● **Work to complete**: All of the data is to be printed exactly, though the images must be left off.

● **Material shown**:
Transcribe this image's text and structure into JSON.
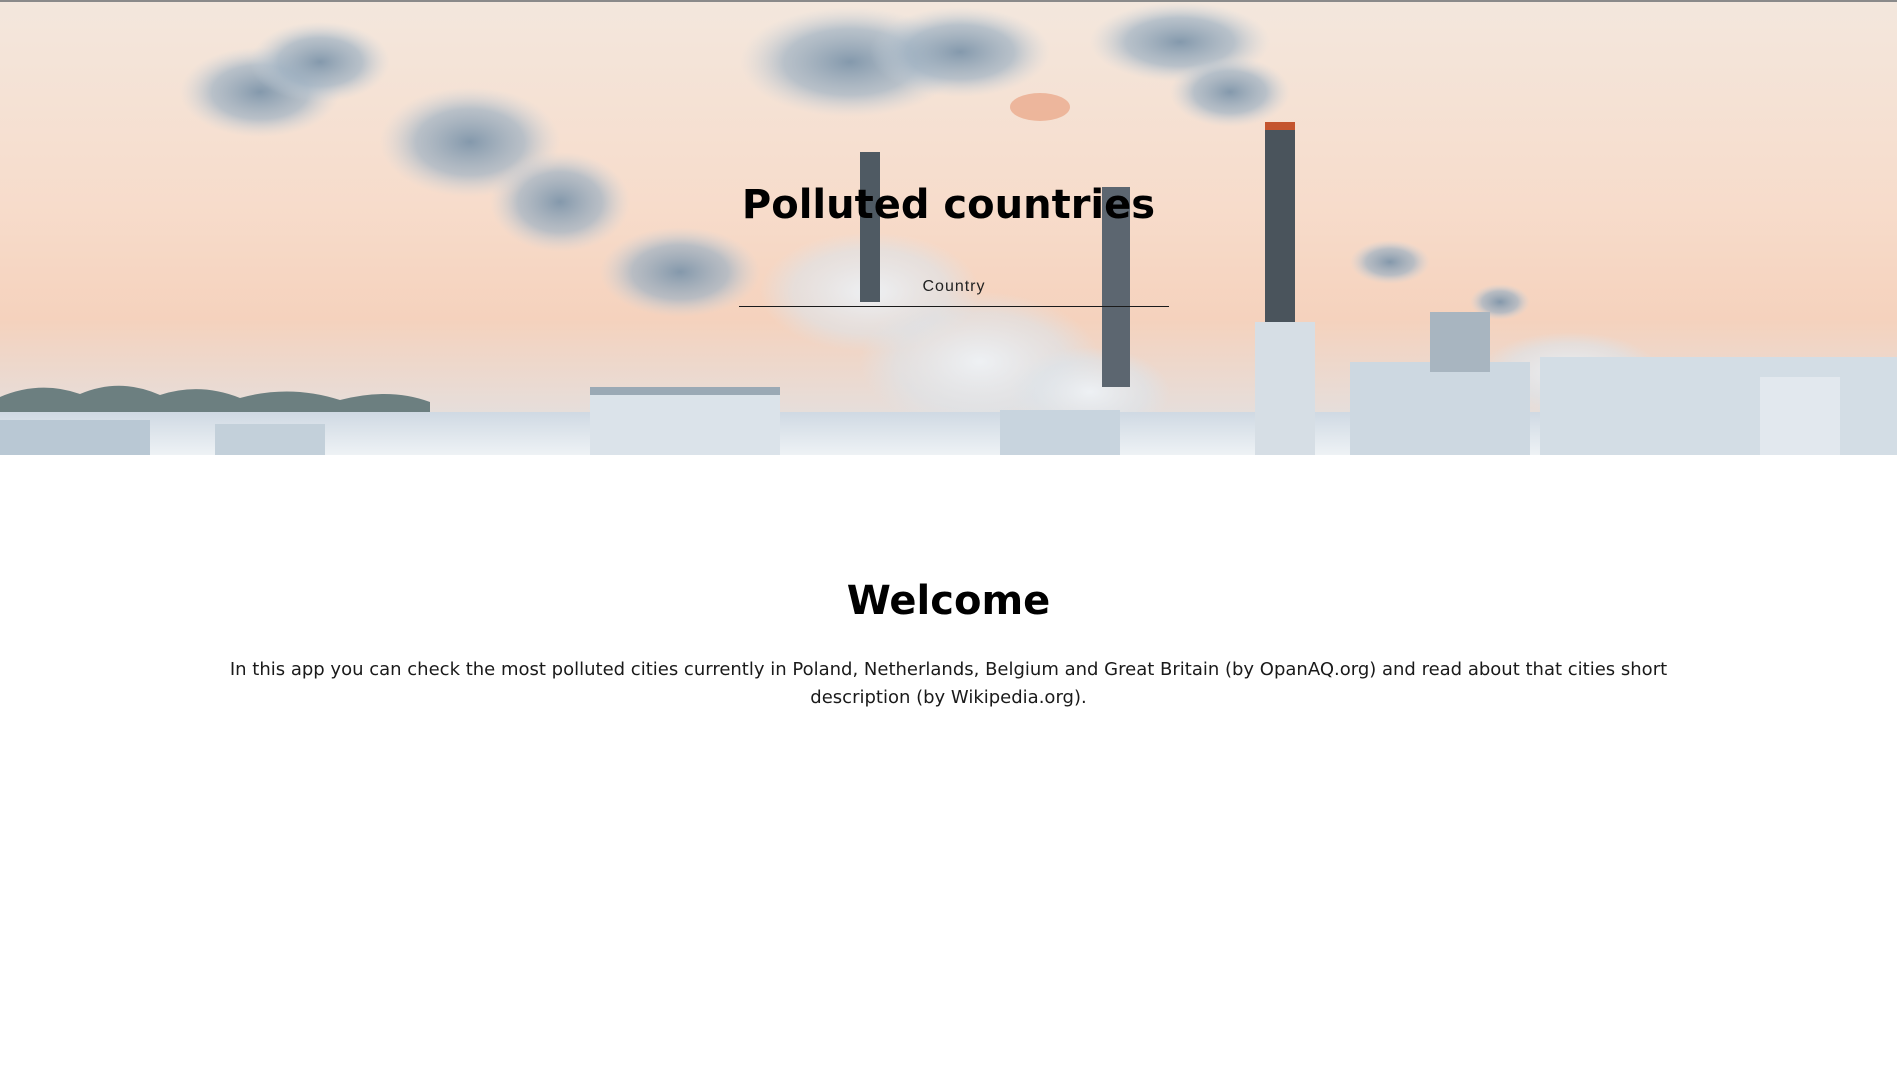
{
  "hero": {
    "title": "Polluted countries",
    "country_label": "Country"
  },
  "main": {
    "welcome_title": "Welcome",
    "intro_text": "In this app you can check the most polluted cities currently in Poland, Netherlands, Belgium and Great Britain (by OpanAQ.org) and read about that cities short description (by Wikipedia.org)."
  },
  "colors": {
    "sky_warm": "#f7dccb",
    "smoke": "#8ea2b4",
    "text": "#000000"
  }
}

● **Reply to the task**:
Transcribe this image's text and structure into JSON.
{
  "hero": {
    "title": "Polluted countries",
    "country_label": "Country"
  },
  "main": {
    "welcome_title": "Welcome",
    "intro_text": "In this app you can check the most polluted cities currently in Poland, Netherlands, Belgium and Great Britain (by OpanAQ.org) and read about that cities short description (by Wikipedia.org)."
  },
  "colors": {
    "sky_warm": "#f7dccb",
    "smoke": "#8ea2b4",
    "text": "#000000"
  }
}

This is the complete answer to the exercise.